**WORK ORDER**
Scan the material below and copy every line holding the word "value".

**RECORDS SHOWN**

______

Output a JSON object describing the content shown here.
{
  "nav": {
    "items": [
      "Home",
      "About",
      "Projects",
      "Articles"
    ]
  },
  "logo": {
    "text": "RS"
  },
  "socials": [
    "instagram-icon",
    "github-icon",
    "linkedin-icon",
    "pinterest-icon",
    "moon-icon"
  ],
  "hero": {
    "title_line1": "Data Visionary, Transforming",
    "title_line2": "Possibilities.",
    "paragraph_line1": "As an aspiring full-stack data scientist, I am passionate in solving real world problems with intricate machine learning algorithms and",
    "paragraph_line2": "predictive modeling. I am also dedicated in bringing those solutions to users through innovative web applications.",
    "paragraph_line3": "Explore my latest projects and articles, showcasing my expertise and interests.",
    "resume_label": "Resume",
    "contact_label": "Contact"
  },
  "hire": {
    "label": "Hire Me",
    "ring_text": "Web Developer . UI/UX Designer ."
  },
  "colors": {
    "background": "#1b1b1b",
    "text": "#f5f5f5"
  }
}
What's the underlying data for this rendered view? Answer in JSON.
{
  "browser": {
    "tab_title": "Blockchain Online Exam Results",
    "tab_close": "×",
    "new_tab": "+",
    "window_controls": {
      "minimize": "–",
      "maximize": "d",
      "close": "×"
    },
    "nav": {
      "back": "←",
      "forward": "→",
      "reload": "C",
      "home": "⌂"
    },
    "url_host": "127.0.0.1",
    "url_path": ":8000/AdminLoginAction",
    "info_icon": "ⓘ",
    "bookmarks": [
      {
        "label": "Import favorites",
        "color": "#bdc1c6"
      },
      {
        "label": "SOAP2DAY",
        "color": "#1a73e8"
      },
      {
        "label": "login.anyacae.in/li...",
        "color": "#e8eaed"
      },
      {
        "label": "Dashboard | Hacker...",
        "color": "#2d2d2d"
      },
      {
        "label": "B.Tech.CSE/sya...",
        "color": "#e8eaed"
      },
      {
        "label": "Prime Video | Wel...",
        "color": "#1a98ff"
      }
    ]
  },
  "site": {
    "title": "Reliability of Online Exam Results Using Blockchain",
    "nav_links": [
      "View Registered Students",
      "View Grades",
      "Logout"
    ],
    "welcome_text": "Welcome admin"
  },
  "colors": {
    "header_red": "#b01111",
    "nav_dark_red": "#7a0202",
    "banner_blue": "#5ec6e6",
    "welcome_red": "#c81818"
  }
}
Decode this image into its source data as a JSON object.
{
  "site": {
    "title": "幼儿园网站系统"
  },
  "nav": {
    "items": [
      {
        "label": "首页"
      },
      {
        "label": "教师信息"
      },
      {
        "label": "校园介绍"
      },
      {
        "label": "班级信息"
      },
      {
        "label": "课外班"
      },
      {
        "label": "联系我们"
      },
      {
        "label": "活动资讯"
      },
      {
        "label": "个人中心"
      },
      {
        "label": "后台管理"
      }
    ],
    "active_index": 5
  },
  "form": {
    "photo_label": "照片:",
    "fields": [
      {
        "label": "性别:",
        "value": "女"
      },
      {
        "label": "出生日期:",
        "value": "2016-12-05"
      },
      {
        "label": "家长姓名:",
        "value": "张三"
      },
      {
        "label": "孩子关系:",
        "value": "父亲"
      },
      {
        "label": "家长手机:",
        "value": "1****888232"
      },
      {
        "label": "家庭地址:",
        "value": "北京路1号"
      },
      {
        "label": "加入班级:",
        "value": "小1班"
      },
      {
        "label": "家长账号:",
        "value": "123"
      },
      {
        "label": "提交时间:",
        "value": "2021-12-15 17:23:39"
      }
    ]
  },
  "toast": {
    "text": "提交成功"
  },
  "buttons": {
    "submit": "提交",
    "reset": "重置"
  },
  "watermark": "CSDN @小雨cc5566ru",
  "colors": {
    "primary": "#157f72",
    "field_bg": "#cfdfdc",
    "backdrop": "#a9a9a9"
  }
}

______

**ANSWER FOR THE TASK**
        "value": "女"
        "value": "2016-12-05"
        "value": "张三"
        "value": "父亲"
        "value": "1****888232"
        "value": "北京路1号"
        "value": "小1班"
        "value": "123"
        "value": "2021-12-15 17:23:39"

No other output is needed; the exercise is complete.